The energy ministry is working on a plan to change the status of a RES-supporting ETMEAR surcharge included in electricity bills from regulated to competitive by having it incorporated into the pricing policy of suppliers, the objective being to reduce the burden of this surcharge for consumers.
The initiative represents part of the ministry’s wider effort to restructure the RES special account, remunerating renewable energy producers.
The anticipated reduction of the ETMEAR level is expected to be offset by revenues that will be generated by green certificates to be auctioned off by DAPEEP, the RES market operator, a plan taking its cue from a formula adopted in a number of EU member states, including the Netherlands and Poland.
Green certificate revenues could reach as much as 600 million euros per year, energypress sources informed.
Under the new system, suppliers will need to purchase a minimum number of green certificates in proportion with their sales, securing a revenue source for the RES special account.
DAPEEP will no longer need to collect revenues from consumers, instead collecting from suppliers through the new mechanism.
The RES special account is expected to begin receiving new revenues, through green certificates, midway through 2022 when auctions for energy source guarentees are planned to be launched, according to Greece’s Recovery and Resilience Facility (RRF) plan.
The establishment of this new trading system for green certificates, by DAPEEP, the RES market operator, is part of a wider restructuring of the RES special account. The initiative will make available 202 million euros in subsidies, through the RRF, for projects launched from January 1, 2021 onwards.
The aim of the trading system will be to enable consumers to voluntarily support RES electricity by selecting green electricity supply contracts. DAPEEP, to operate the system, will hold auctions through which electricity suppliers will obtain Guarantee of Origin certificates to offer green tariffs to their customers.
LAGIE, the Electricity Market Operator, is working on details of a new formula for RES special account participation, the objective being to establish a new mechanism to replace a RES-supporting supplier surcharge.
An initial LAGIE plan entailing “green certificate” purchases whose cost would reflect respective retail market shares was presented by Greek authorities as an example and basis for further development in the bailout’s third review.

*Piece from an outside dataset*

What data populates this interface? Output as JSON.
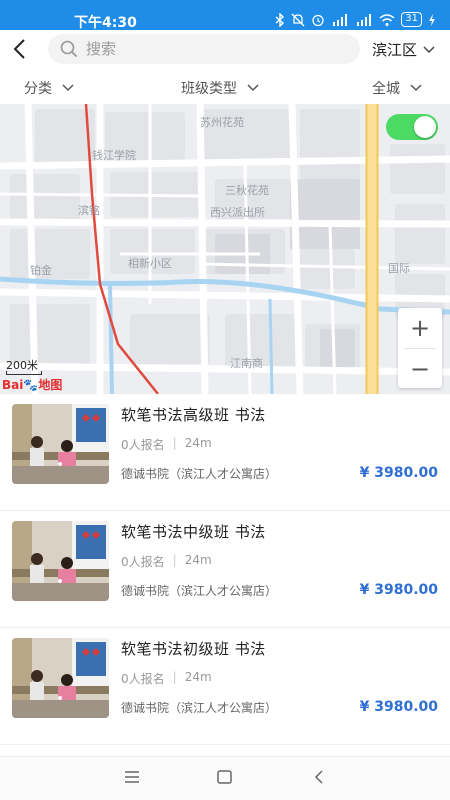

A solution based on the principle that a green market, as part of the prospective energy exchange – through the use of “green certificate” purchases, as in other countries – would suffice to provide a full solution has already been rejected.
On the contrary, authorities generally believe that a new mechanism is needed if an extraordinary increase of the existing RES-supporting ETMEAR surcharge for consumers is to be avoided.
The new plan being looked at is based on a number of factors. LAGIE would issue green certificates as guarantees of origin, currently issued by RES producers themselves, and then use these certificates to generate funds for the RES special account. Suppliers would each need to purchase a quantity of “green certificates” to be determined by their respective retail market shares. These would be auctioned at the energy exchange. A minimum price would be set for the “green certificates”. Each “green certificate” would represent 1 MW of renewable energy produced.
It is estimated that an amount of approximately 150 million euros per year would be needed to avoid RES special account deficits without increasing the ETMEAR surcharge for consumers. Given this context, a minimum price level of 15 euros per “green certificate” would need to be set. However, such a level is well over price levels for equivalent certificates issued in other countries.
It would be reasonable to question why such a change is needed in the first place, as suppliers would be charged either way. LAGIE authorities have noted that the new system would be compatible with international market regulations, whereas the current system is exclusively applied in Greece.
It remains unknown whether the new system, on the agenda of the bailout’s fourth review negotiations beginning today, could be approved by the country’s lenders.